NAIROBI, Kenya, Dec 19 – Former United Nations Secretary General Kofi Annan on Friday lauded President Mwai Kibaki and Prime Minister Raila Odinga for signing an agreement to establish a local tribunal to try suspects of post election violence.
In a statement, Mr Annan said he is impressed that the two coalition partners have agreed to implement recommendations of the Commission of Inquiry into the Post Election Violence (CIPEV) report.
He said that was an indication that the two leaders were committed to ending the growing culture of impunity in the country, following the ugly post election violence witnessed in the country early this year.
“I am pleased that President Mwai Kibaki and Prime Minister Raila Odinga have signed an agreement for the implementation of the recommendations of the CIPEV,” he said in a statement.
“I note that the parties to the agreement will now prepare and submit to the National Assembly a draft bill for the establishment of the Special Tribunal for Kenya,” he added, and reminded the two leaders on the need to adhere to the suggested timeline for action.
The government on Wednesday agreed on the establishment of a special court to try suspects said to have funded or organized the post election violence.
"The Cabinet Committee on the National Accord will prepare a Bill to be known as ‘The Statute for the Special Tribunal’ that will be submitted to the National Assembly for enactment," a statement from the Presidential Press Service said.
"The Bill is aimed at paving the way for the establishment of a Special Tribunal that will seek accountability against persons bearing the greatest responsibility for crimes against humanity relating to the 2007 General Elections,” it added.
At least 1,500 people were killed and more than 300,000 fled their homes in the wake of the December 27, 2007 polls, as then opposition leader Odinga disputed Kibaki’s declared re-election.
Under a peace deal mediated by Dr Annan, President Kibaki agreed to share power and named Mr Odinga the Prime Minister.
A commission set up in May to investigate the role of political parties and government security forces in the violence recommended that a special court be established.
The Commission gave the government up to March 1, 2009 to have a local tribunal established or prepare to hand over key suspects named in a secret envelope in Dr Annan’s possession to the International Criminal Court (ICC) in the Hague.

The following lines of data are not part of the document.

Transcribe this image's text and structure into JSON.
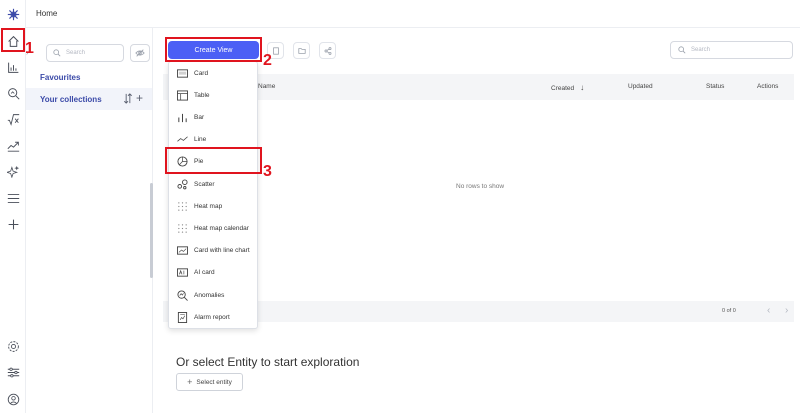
{
  "header": {
    "breadcrumb": "Home"
  },
  "rail": {
    "top_icons": [
      "home-icon",
      "bar-chart-icon",
      "search-analytics-icon",
      "sqrt-formula-icon",
      "trend-line-icon",
      "ai-sparkle-icon",
      "list-menu-icon",
      "plus-icon"
    ],
    "bottom_icons": [
      "settings-icon",
      "sliders-icon",
      "user-profile-icon"
    ]
  },
  "panel": {
    "search_placeholder": "Search",
    "favourites_label": "Favourites",
    "collections_label": "Your collections",
    "add_symbol": "+"
  },
  "main": {
    "search_placeholder": "Search",
    "create_view_label": "Create View",
    "table": {
      "columns": [
        "Name",
        "Created",
        "Updated",
        "Status",
        "Actions"
      ],
      "sort_arrow": "↓",
      "empty_text": "No rows to show",
      "pager_text": "0 of 0",
      "prev": "‹",
      "next": "›"
    },
    "explore_heading": "Or select Entity to start exploration",
    "select_entity_label": "Select entity",
    "select_entity_plus": "+"
  },
  "dropdown": {
    "items": [
      {
        "label": "Card",
        "icon": "card-icon"
      },
      {
        "label": "Table",
        "icon": "table-icon"
      },
      {
        "label": "Bar",
        "icon": "bar-icon"
      },
      {
        "label": "Line",
        "icon": "line-icon"
      },
      {
        "label": "Pie",
        "icon": "pie-icon"
      },
      {
        "label": "Scatter",
        "icon": "scatter-icon"
      },
      {
        "label": "Heat map",
        "icon": "heat-map-icon"
      },
      {
        "label": "Heat map calendar",
        "icon": "heat-map-calendar-icon"
      },
      {
        "label": "Card with line chart",
        "icon": "card-line-chart-icon"
      },
      {
        "label": "AI card",
        "icon": "ai-card-icon"
      },
      {
        "label": "Anomalies",
        "icon": "anomalies-icon"
      },
      {
        "label": "Alarm report",
        "icon": "alarm-report-icon"
      }
    ]
  },
  "annotations": {
    "step1": "1",
    "step2": "2",
    "step3": "3",
    "color": "#e0141e"
  },
  "colors": {
    "accent": "#4b5ff5",
    "collections_text": "#3b4aa8"
  }
}
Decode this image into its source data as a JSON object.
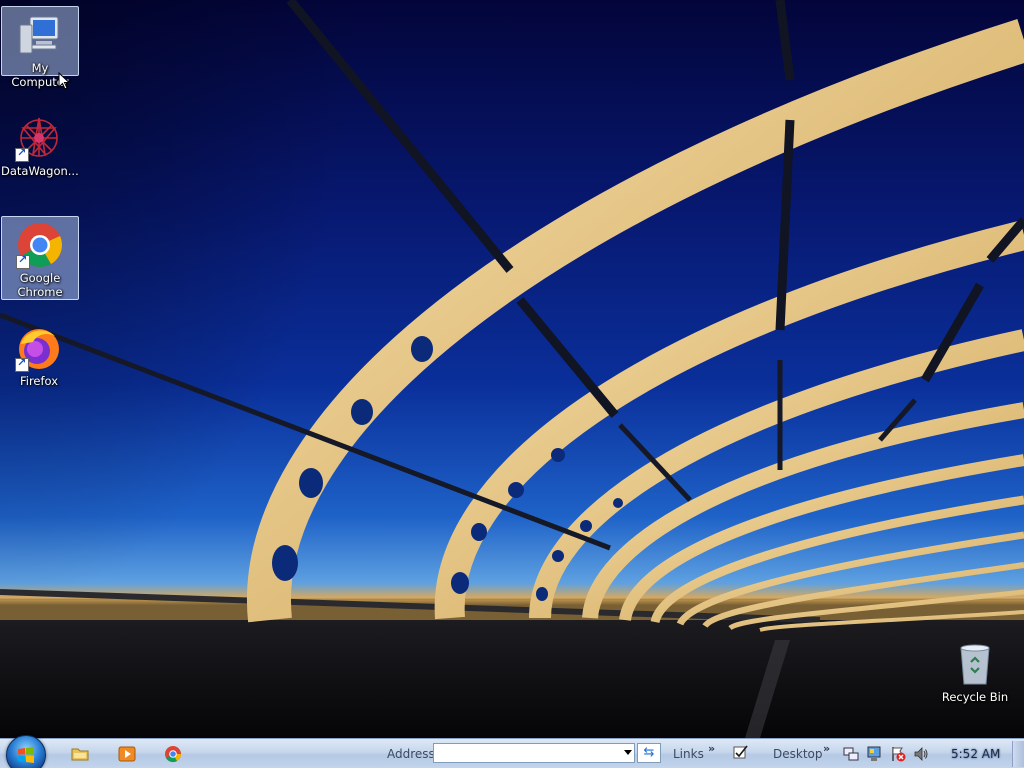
{
  "desktop": {
    "icons": [
      {
        "label": "My Computer",
        "icon": "computer-icon",
        "selected": true
      },
      {
        "label": "DataWagon...",
        "icon": "datawagon-icon",
        "selected": false
      },
      {
        "label": "Google Chrome",
        "icon": "chrome-icon",
        "selected": true
      },
      {
        "label": "Firefox",
        "icon": "firefox-icon",
        "selected": false
      }
    ],
    "recycle_bin": {
      "label": "Recycle Bin",
      "icon": "recycle-bin-icon"
    }
  },
  "taskbar": {
    "quick_launch": [
      "explorer-folder-icon",
      "media-player-icon",
      "chrome-icon"
    ],
    "address_label": "Address",
    "address_value": "",
    "links_label": "Links",
    "desktop_label": "Desktop",
    "clock": "5:52 AM",
    "chevron": "»"
  },
  "colors": {
    "sky_top": "#03053a",
    "sky_mid": "#0a2f9a",
    "bridge_gold": "#e8c27a",
    "taskbar": "#c6d6ec"
  }
}
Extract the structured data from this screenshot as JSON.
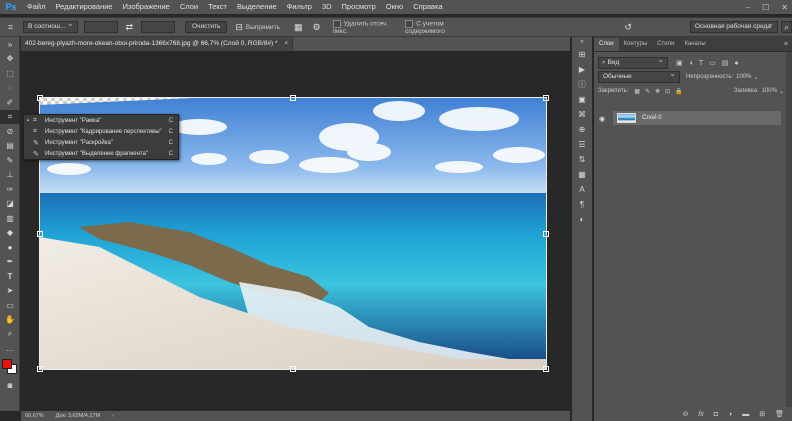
{
  "app": {
    "logo": "Ps"
  },
  "menu": [
    "Файл",
    "Редактирование",
    "Изображение",
    "Слои",
    "Текст",
    "Выделение",
    "Фильтр",
    "3D",
    "Просмотр",
    "Окно",
    "Справка"
  ],
  "window_controls": [
    "–",
    "☐",
    "✕"
  ],
  "options": {
    "ratio_select": "В соотнош...",
    "clear_label": "Очистить",
    "straighten_label": "Выпрямить",
    "delete_cropped_label": "Удалить отсеч. пикс.",
    "content_aware_label": "С учетом содержимого",
    "workspace_select": "Основная рабочая среда"
  },
  "document": {
    "tab_title": "402-bereg-plyazh-more-okean-oboi-priroda-1366x768.jpg @ 66,7% (Слой 0, RGB/8#) *",
    "close": "×"
  },
  "flyout": {
    "items": [
      {
        "label": "Инструмент \"Рамка\"",
        "key": "C",
        "icon": "crop-icon",
        "glyph": "⌗",
        "selected": true
      },
      {
        "label": "Инструмент \"Кадрирование перспективы\"",
        "key": "C",
        "icon": "perspective-crop-icon",
        "glyph": "⌗",
        "selected": false
      },
      {
        "label": "Инструмент \"Раскройка\"",
        "key": "C",
        "icon": "slice-icon",
        "glyph": "✎",
        "selected": false
      },
      {
        "label": "Инструмент \"Выделение фрагмента\"",
        "key": "C",
        "icon": "slice-select-icon",
        "glyph": "✎",
        "selected": false
      }
    ]
  },
  "status": {
    "zoom": "66,67%",
    "doc": "Док: 3,65M/4,17M",
    "arrow": "›"
  },
  "panel": {
    "tabs": [
      "Слои",
      "Контуры",
      "Стили",
      "Каналы"
    ],
    "filter_label": "Вид",
    "blend_mode": "Обычные",
    "opacity_label": "Непрозрачность:",
    "opacity_value": "100%",
    "lock_label": "Закрепить:",
    "fill_label": "Заливка:",
    "fill_value": "100%",
    "layer_name": "Слой 0"
  },
  "colors": {
    "foreground": "#e8120c",
    "background": "#ffffff",
    "ui_bg": "#535353",
    "canvas_bg": "#282828"
  }
}
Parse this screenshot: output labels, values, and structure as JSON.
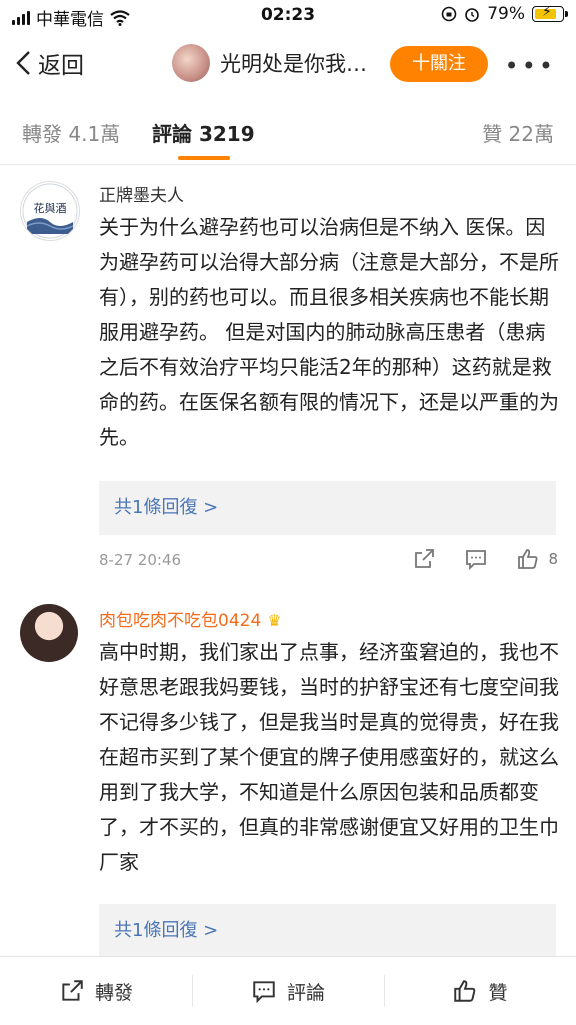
{
  "status": {
    "carrier": "中華電信",
    "time": "02:23",
    "battery": "79%",
    "battery_level": 0.79
  },
  "nav": {
    "back_label": "返回",
    "title": "光明处是你我…",
    "follow_label": "十關注",
    "more_label": "•••"
  },
  "tabs": {
    "repost": "轉發 4.1萬",
    "comments": "評論 3219",
    "likes": "贊 22萬"
  },
  "comments": [
    {
      "author": "正牌墨夫人",
      "avatar_text": "花與酒",
      "text": "关于为什么避孕药也可以治病但是不纳入 医保。因为避孕药可以治得大部分病（注意是大部分，不是所有），别的药也可以。而且很多相关疾病也不能长期服用避孕药。 但是对国内的肺动脉高压患者（患病之后不有效治疗平均只能活2年的那种）这药就是救命的药。在医保名额有限的情况下，还是以严重的为先。",
      "replies": "共1條回復 >",
      "time": "8-27 20:46",
      "likes": "8"
    },
    {
      "author": "肉包吃肉不吃包0424",
      "text": "高中时期，我们家出了点事，经济蛮窘迫的，我也不好意思老跟我妈要钱，当时的护舒宝还有七度空间我不记得多少钱了，但是我当时是真的觉得贵，好在我在超市买到了某个便宜的牌子使用感蛮好的，就这么用到了我大学，不知道是什么原因包装和品质都变了，才不买的，但真的非常感谢便宜又好用的卫生巾厂家",
      "replies": "共1條回復 >"
    }
  ],
  "bottom": {
    "repost": "轉發",
    "comment": "評論",
    "like": "贊"
  },
  "colors": {
    "accent": "#ff8200",
    "link": "#4a76b5",
    "vip_name": "#f36b1b"
  }
}
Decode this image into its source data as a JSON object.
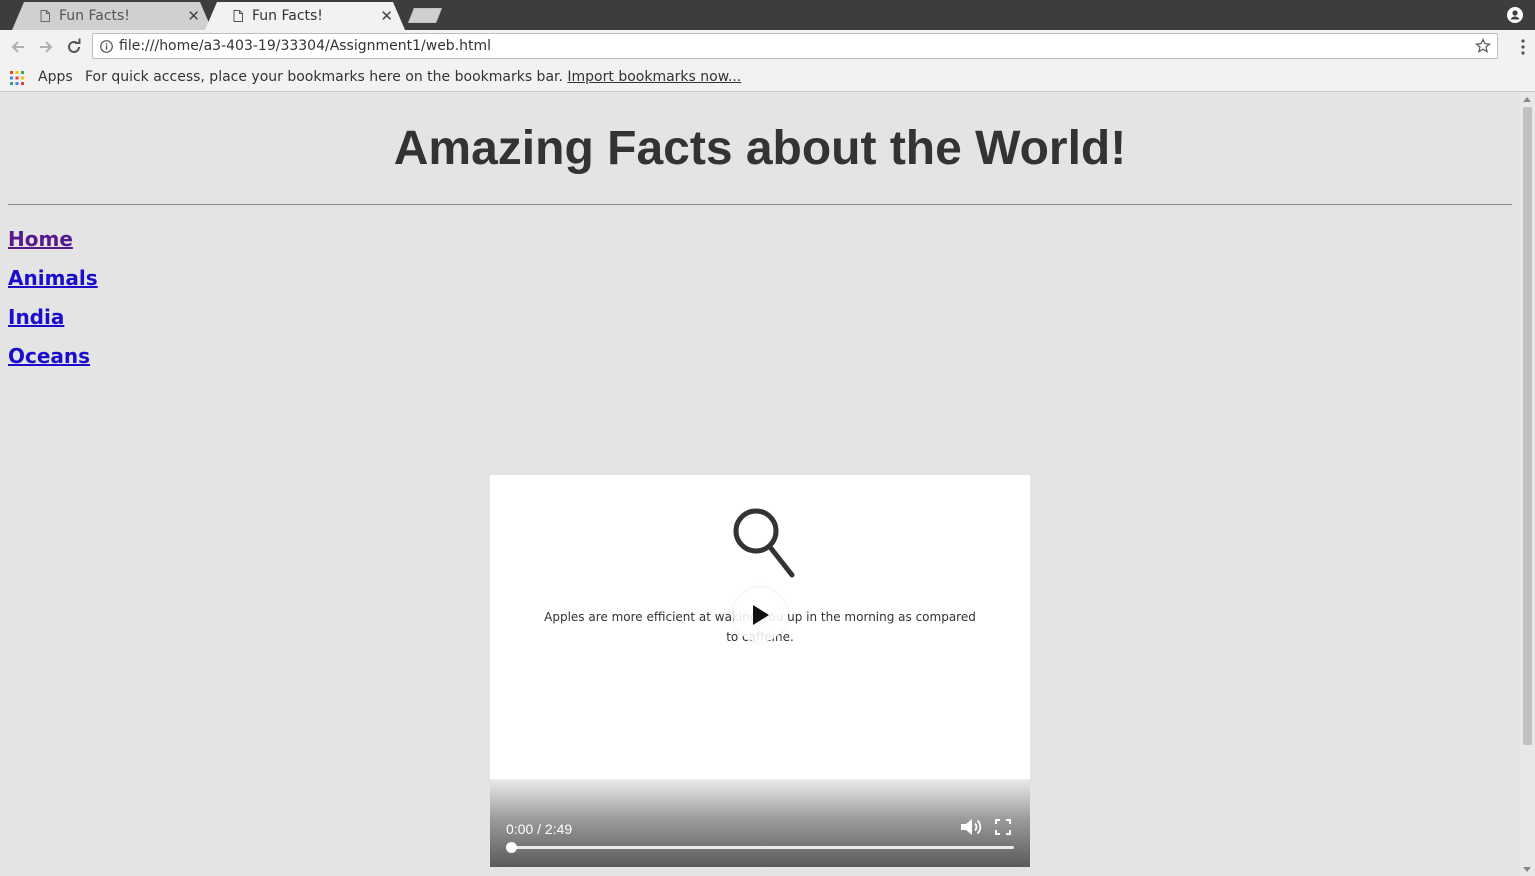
{
  "browser": {
    "tabs": [
      {
        "title": "Fun Facts!",
        "active": false
      },
      {
        "title": "Fun Facts!",
        "active": true
      }
    ],
    "url": "file:///home/a3-403-19/33304/Assignment1/web.html",
    "bookmarks_bar": {
      "apps_label": "Apps",
      "message": "For quick access, place your bookmarks here on the bookmarks bar.",
      "import_link": "Import bookmarks now..."
    }
  },
  "page": {
    "heading": "Amazing Facts about the World!",
    "nav": [
      {
        "label": "Home",
        "visited": true
      },
      {
        "label": "Animals",
        "visited": false
      },
      {
        "label": "India",
        "visited": false
      },
      {
        "label": "Oceans",
        "visited": false
      }
    ],
    "video": {
      "caption": "Apples are more efficient at waking you up in the morning as compared to caffeine.",
      "time": "0:00 / 2:49",
      "progress": 0
    }
  },
  "colors": {
    "link": "#1a0dcc",
    "visited_link": "#551a8b",
    "page_background": "#e4e4e4",
    "heading": "#333333"
  },
  "icons": {
    "back": "arrow-left-icon",
    "forward": "arrow-right-icon",
    "reload": "reload-icon",
    "info": "info-icon",
    "bookmark_star": "star-icon",
    "menu": "kebab-menu-icon",
    "apps": "apps-grid-icon",
    "profile": "profile-icon",
    "tab_page": "page-icon",
    "tab_close": "close-icon",
    "video_poster": "magnifier-icon",
    "play": "play-icon",
    "mute": "volume-icon",
    "fullscreen": "fullscreen-icon"
  }
}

“I trust that the bill will reflect the spirit of CIPEV’s proposals and incorporate all its key provisions,” he said.
Dr Annan said in the statement he is also pleased at the progress the government has made in reforming the countries electoral process.
“In this regard, I am pleased that the National Assembly has passed the Constitution of Kenya Amendment Bill, 2008, setting the stage for the implementation of the crucial reforms recommended by the Independent Review Commission (IREC) on the 2007 elections,” he said and added that moving forward on the reform agenda is imperative for building a more stable and democratic Kenya.